As severe weather and flooding wreaked havoc across the Midlands during the October 2015 flood, a small, dedicated team of Richland County Utilities employees worked tirelessly around the clock to ensure its 12,000 customers never lost water service. These dependable workers manage the County’s four water systems and three wastewater treatment plants seven days a week, 365 days a year, and their commitment to providing quality, uninterrupted service during emergency situations is proven – though sometimes taken for granted.
“People often turn on a faucet, never quite realizing the efforts that go in to providing that clean water,” said Richland County Utilities Director Shahid Kahn. “We’ve come to expect water and sewer systems to be a natural part of everyday life and forget that behind the scenes are very hardworking men and women making sure those services are available, and safe.”

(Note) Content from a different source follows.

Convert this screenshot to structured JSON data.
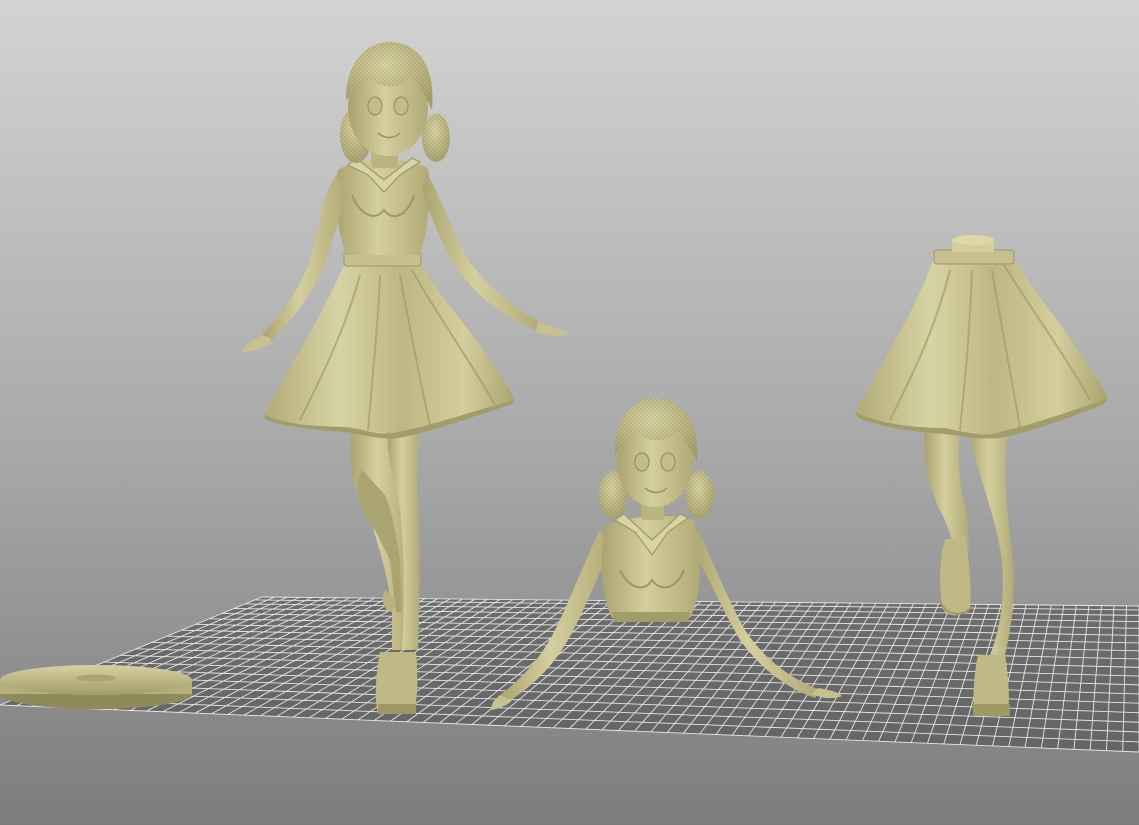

The Utilities department’s employees specialize in various fields that function together to keep the complex water systems operational and keep water clean and healthy. The County is seeking additional engineers, maintenance technicians and site coordinators to join the ranks, and professionals with varying backgrounds, from skilled labor to engineering, are encouraged to apply to fill these important roles. Whether operating light and heavy equipment, taking and testing water samples or repairing and replacing pipes, valves and pumps, all Utilities positions require training and compliance with safety standards, and some require state-issued licensure.
Like any public service profession, a career in utilities can be challenging and emergency situations can happen at any time. But Kahn and his staff take pride in the significance of their work.
“It’s satisfying to know we perform an excellent service for our customers, as well as the environment,” said Operations Superintendent Charles Shugart. “And there are always a variety of activities that make the work we do interesting.”
The County’s water systems and wastewater treatment plants are operated in accordance with strict human and environmental health regulations. Both drinking water and treated water that’s discharged into local waterways is tested regularly to ensure it meets safety requirements.
Richland County Utilities workers receive training from state and national agencies and, as County employees, are eligible for health and life insurance, paid holidays and contributions to the state retirement system. Those interested in applying can find more information by visiting rcgov.us and clicking “Careers” at the top of the page.
Kahn looks forward to welcoming new employees to his Utilities team, which provides such a fundamental necessity to thousands of residents and businesses.
“Clean water is a basic building block of life,” Kahn said. “There’s a great responsibility and a great reward in being a part of the system that provides it.”
For more information about the Utilities department, visit its new, user-friendly website at rcgov.com/Government/Departments/Utilities.